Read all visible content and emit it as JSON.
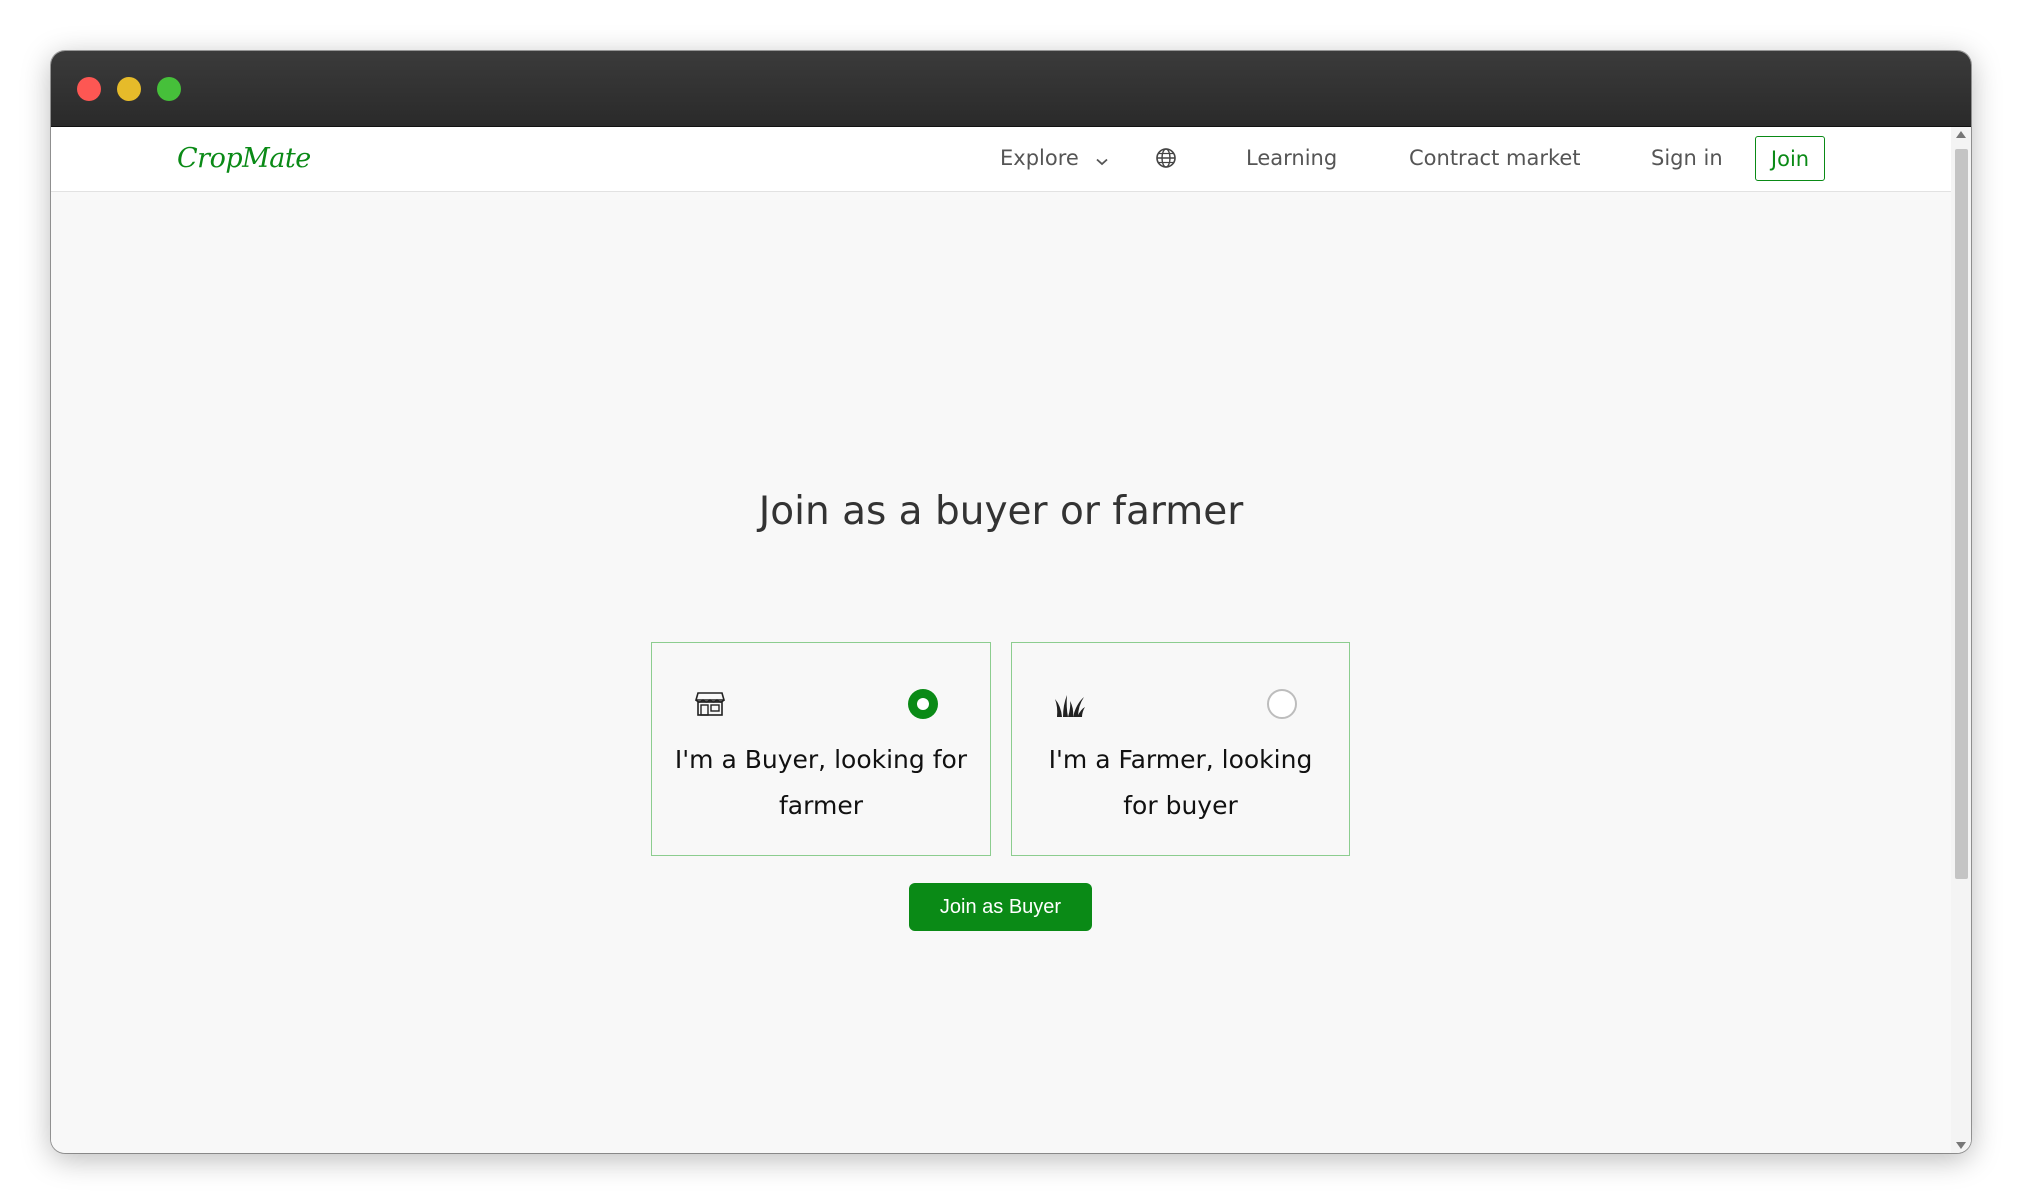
{
  "window": {
    "controls": [
      "close",
      "minimize",
      "maximize"
    ]
  },
  "nav": {
    "logo": "CropMate",
    "explore": "Explore",
    "learning": "Learning",
    "contract_market": "Contract market",
    "sign_in": "Sign in",
    "join": "Join",
    "globe_icon": "globe-icon",
    "explore_icon": "chevron-down-icon"
  },
  "main": {
    "heading": "Join as a buyer or farmer",
    "options": [
      {
        "label": "I'm a Buyer, looking for farmer",
        "icon": "store-icon",
        "selected": true
      },
      {
        "label": "I'm a Farmer, looking for buyer",
        "icon": "grass-icon",
        "selected": false
      }
    ],
    "cta": "Join as Buyer"
  },
  "colors": {
    "brand_green": "#0a8a16",
    "card_border": "#8ccd8f",
    "background": "#f8f8f8"
  }
}
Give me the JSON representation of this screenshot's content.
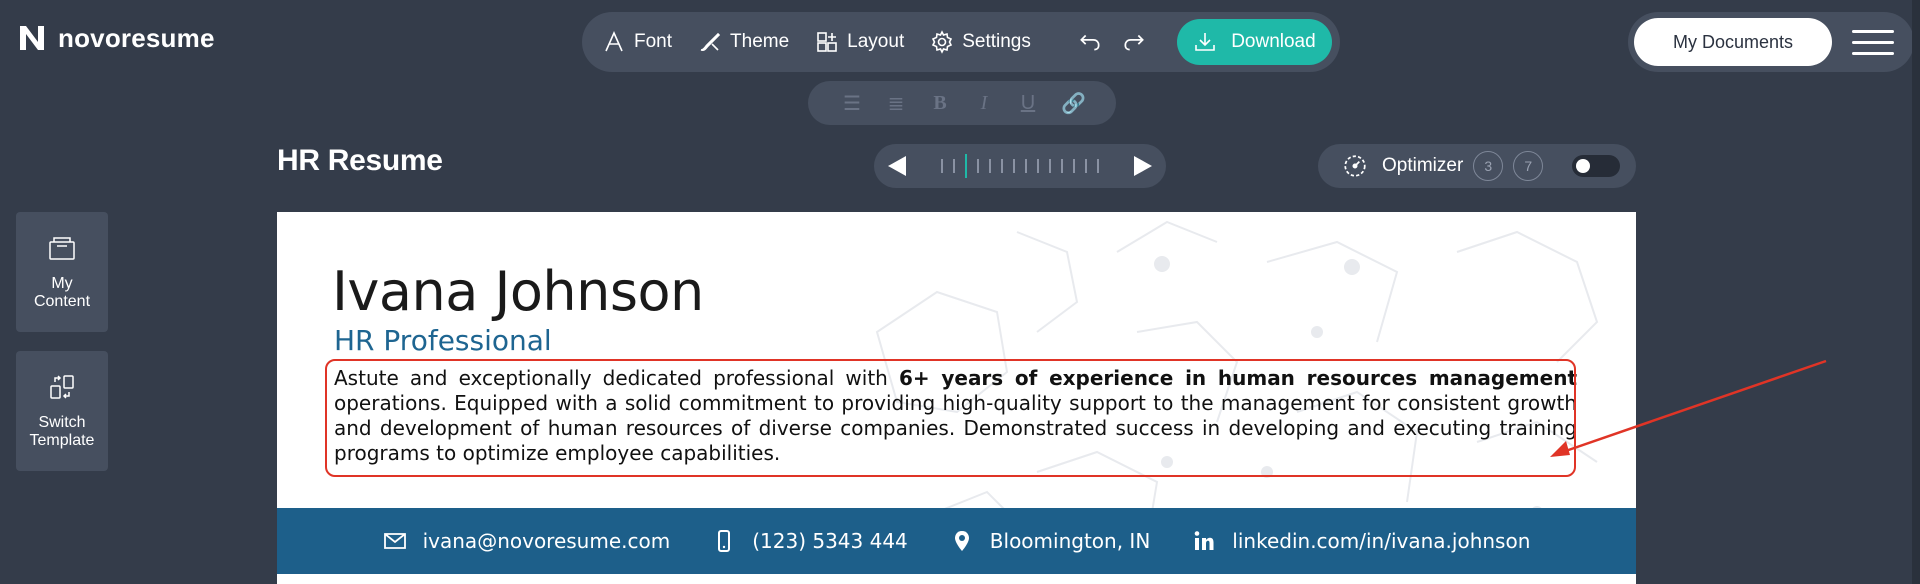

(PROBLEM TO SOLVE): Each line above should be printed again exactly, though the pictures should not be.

(RESULT):
Read all visible content and emit it as JSON.
{
  "window": {
    "controls": [
      "close",
      "minimize",
      "maximize"
    ]
  },
  "nav": {
    "logo": "CropMate",
    "explore": "Explore",
    "learning": "Learning",
    "contract_market": "Contract market",
    "sign_in": "Sign in",
    "join": "Join",
    "globe_icon": "globe-icon",
    "explore_icon": "chevron-down-icon"
  },
  "main": {
    "heading": "Join as a buyer or farmer",
    "options": [
      {
        "label": "I'm a Buyer, looking for farmer",
        "icon": "store-icon",
        "selected": true
      },
      {
        "label": "I'm a Farmer, looking for buyer",
        "icon": "grass-icon",
        "selected": false
      }
    ],
    "cta": "Join as Buyer"
  },
  "colors": {
    "brand_green": "#0a8a16",
    "card_border": "#8ccd8f",
    "background": "#f8f8f8"
  }
}
Give me the JSON representation of this screenshot's content.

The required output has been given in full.